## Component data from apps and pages
********************
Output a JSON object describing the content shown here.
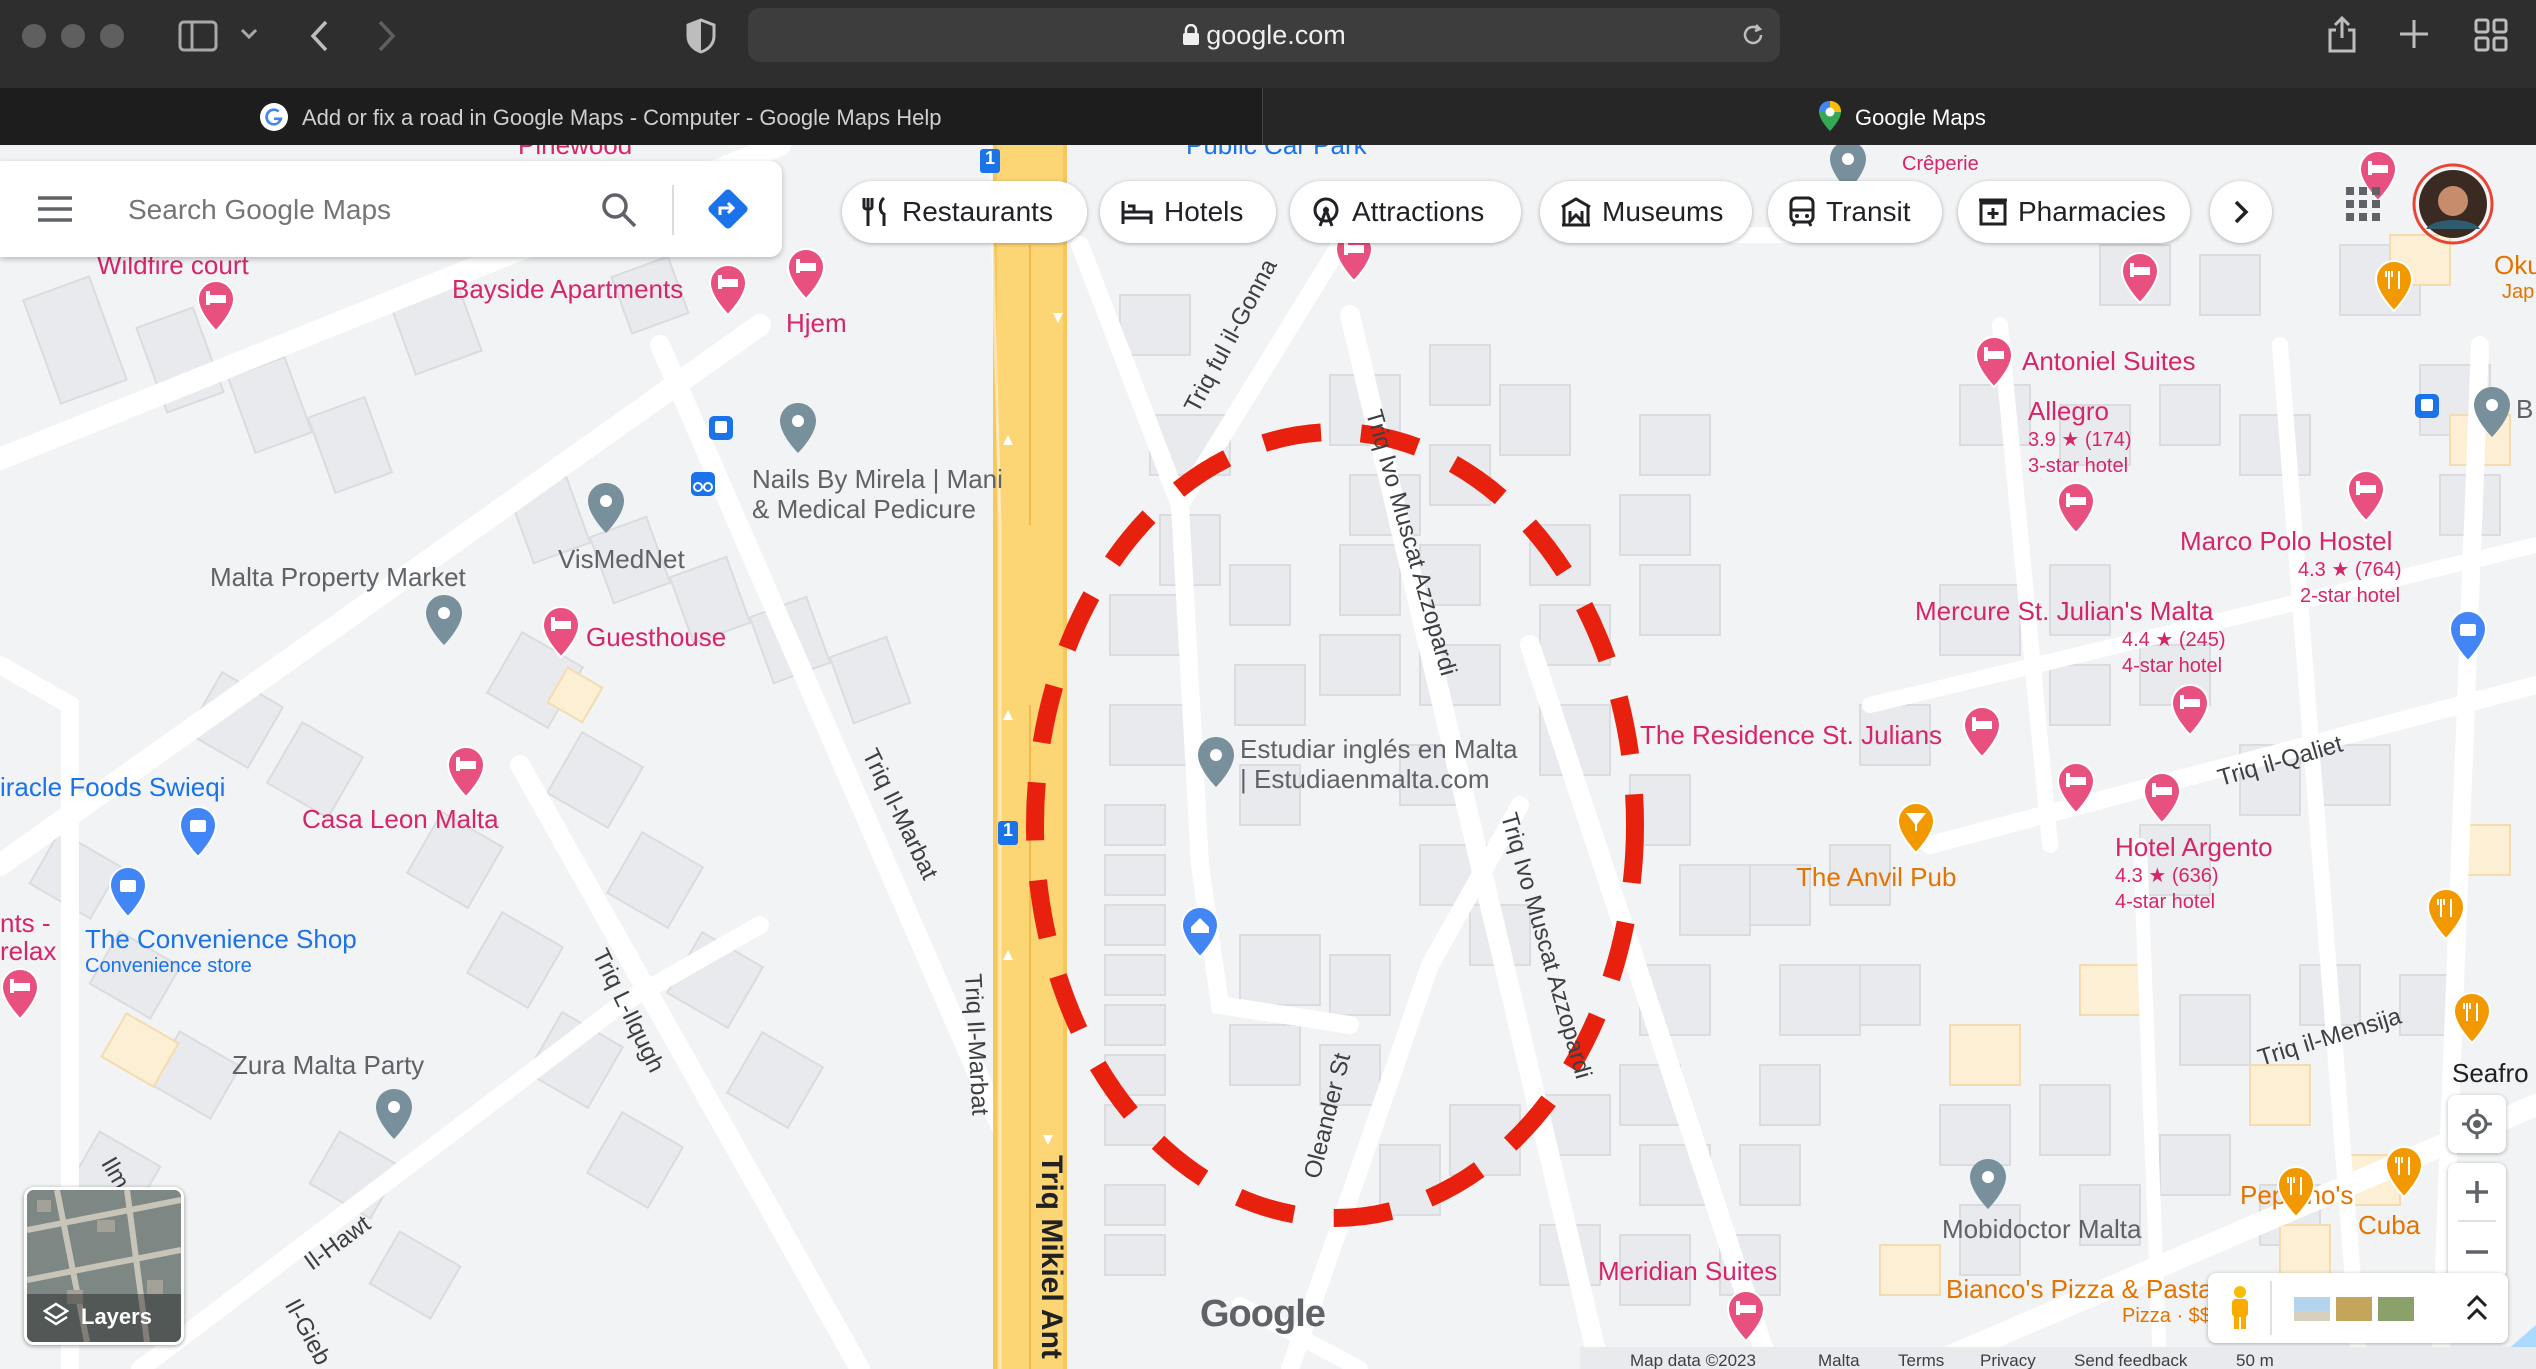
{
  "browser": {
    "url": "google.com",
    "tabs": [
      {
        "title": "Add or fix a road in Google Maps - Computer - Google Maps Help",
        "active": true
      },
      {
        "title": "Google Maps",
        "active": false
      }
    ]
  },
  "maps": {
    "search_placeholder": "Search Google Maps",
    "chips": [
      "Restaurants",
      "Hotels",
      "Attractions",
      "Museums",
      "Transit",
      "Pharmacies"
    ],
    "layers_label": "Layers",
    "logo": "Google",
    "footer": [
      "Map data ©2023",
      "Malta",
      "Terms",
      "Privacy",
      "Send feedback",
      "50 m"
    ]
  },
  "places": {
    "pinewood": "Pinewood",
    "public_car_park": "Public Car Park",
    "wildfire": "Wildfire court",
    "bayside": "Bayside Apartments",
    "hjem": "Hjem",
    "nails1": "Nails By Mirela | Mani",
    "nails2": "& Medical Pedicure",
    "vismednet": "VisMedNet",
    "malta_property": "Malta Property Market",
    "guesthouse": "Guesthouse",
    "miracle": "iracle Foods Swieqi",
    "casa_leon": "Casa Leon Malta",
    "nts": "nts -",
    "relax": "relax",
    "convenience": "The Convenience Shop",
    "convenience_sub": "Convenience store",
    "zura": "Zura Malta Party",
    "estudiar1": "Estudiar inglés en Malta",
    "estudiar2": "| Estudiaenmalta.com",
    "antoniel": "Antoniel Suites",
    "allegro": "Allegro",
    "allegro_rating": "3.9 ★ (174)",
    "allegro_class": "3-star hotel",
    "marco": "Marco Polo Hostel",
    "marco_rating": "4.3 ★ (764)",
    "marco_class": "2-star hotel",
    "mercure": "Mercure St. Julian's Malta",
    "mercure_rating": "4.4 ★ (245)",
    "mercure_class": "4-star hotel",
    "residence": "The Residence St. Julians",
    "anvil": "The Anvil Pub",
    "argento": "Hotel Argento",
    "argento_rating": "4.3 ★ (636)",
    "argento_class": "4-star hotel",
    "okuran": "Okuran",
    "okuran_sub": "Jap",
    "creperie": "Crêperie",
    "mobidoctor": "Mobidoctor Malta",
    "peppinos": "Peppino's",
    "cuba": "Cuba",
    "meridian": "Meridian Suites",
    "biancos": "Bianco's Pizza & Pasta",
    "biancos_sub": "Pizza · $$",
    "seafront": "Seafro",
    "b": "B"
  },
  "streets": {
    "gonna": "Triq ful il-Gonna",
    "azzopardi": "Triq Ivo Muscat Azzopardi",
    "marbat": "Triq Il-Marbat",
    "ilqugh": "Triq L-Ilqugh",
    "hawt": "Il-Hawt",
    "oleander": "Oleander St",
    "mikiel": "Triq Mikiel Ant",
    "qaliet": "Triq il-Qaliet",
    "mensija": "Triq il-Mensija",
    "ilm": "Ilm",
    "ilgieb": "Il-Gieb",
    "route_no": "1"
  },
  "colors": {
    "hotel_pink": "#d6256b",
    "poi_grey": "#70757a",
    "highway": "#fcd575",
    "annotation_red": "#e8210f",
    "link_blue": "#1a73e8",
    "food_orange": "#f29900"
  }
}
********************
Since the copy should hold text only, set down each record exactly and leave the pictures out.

Output a JSON object describing the content shown here.
{
  "browser": {
    "url": "google.com",
    "tabs": [
      {
        "title": "Add or fix a road in Google Maps - Computer - Google Maps Help",
        "active": true
      },
      {
        "title": "Google Maps",
        "active": false
      }
    ]
  },
  "maps": {
    "search_placeholder": "Search Google Maps",
    "chips": [
      "Restaurants",
      "Hotels",
      "Attractions",
      "Museums",
      "Transit",
      "Pharmacies"
    ],
    "layers_label": "Layers",
    "logo": "Google",
    "footer": [
      "Map data ©2023",
      "Malta",
      "Terms",
      "Privacy",
      "Send feedback",
      "50 m"
    ]
  },
  "places": {
    "pinewood": "Pinewood",
    "public_car_park": "Public Car Park",
    "wildfire": "Wildfire court",
    "bayside": "Bayside Apartments",
    "hjem": "Hjem",
    "nails1": "Nails By Mirela | Mani",
    "nails2": "& Medical Pedicure",
    "vismednet": "VisMedNet",
    "malta_property": "Malta Property Market",
    "guesthouse": "Guesthouse",
    "miracle": "iracle Foods Swieqi",
    "casa_leon": "Casa Leon Malta",
    "nts": "nts -",
    "relax": "relax",
    "convenience": "The Convenience Shop",
    "convenience_sub": "Convenience store",
    "zura": "Zura Malta Party",
    "estudiar1": "Estudiar inglés en Malta",
    "estudiar2": "| Estudiaenmalta.com",
    "antoniel": "Antoniel Suites",
    "allegro": "Allegro",
    "allegro_rating": "3.9 ★ (174)",
    "allegro_class": "3-star hotel",
    "marco": "Marco Polo Hostel",
    "marco_rating": "4.3 ★ (764)",
    "marco_class": "2-star hotel",
    "mercure": "Mercure St. Julian's Malta",
    "mercure_rating": "4.4 ★ (245)",
    "mercure_class": "4-star hotel",
    "residence": "The Residence St. Julians",
    "anvil": "The Anvil Pub",
    "argento": "Hotel Argento",
    "argento_rating": "4.3 ★ (636)",
    "argento_class": "4-star hotel",
    "okuran": "Okuran",
    "okuran_sub": "Jap",
    "creperie": "Crêperie",
    "mobidoctor": "Mobidoctor Malta",
    "peppinos": "Peppino's",
    "cuba": "Cuba",
    "meridian": "Meridian Suites",
    "biancos": "Bianco's Pizza & Pasta",
    "biancos_sub": "Pizza · $$",
    "seafront": "Seafro",
    "b": "B"
  },
  "streets": {
    "gonna": "Triq ful il-Gonna",
    "azzopardi": "Triq Ivo Muscat Azzopardi",
    "marbat": "Triq Il-Marbat",
    "ilqugh": "Triq L-Ilqugh",
    "hawt": "Il-Hawt",
    "oleander": "Oleander St",
    "mikiel": "Triq Mikiel Ant",
    "qaliet": "Triq il-Qaliet",
    "mensija": "Triq il-Mensija",
    "ilm": "Ilm",
    "ilgieb": "Il-Gieb",
    "route_no": "1"
  },
  "colors": {
    "hotel_pink": "#d6256b",
    "poi_grey": "#70757a",
    "highway": "#fcd575",
    "annotation_red": "#e8210f",
    "link_blue": "#1a73e8",
    "food_orange": "#f29900"
  }
}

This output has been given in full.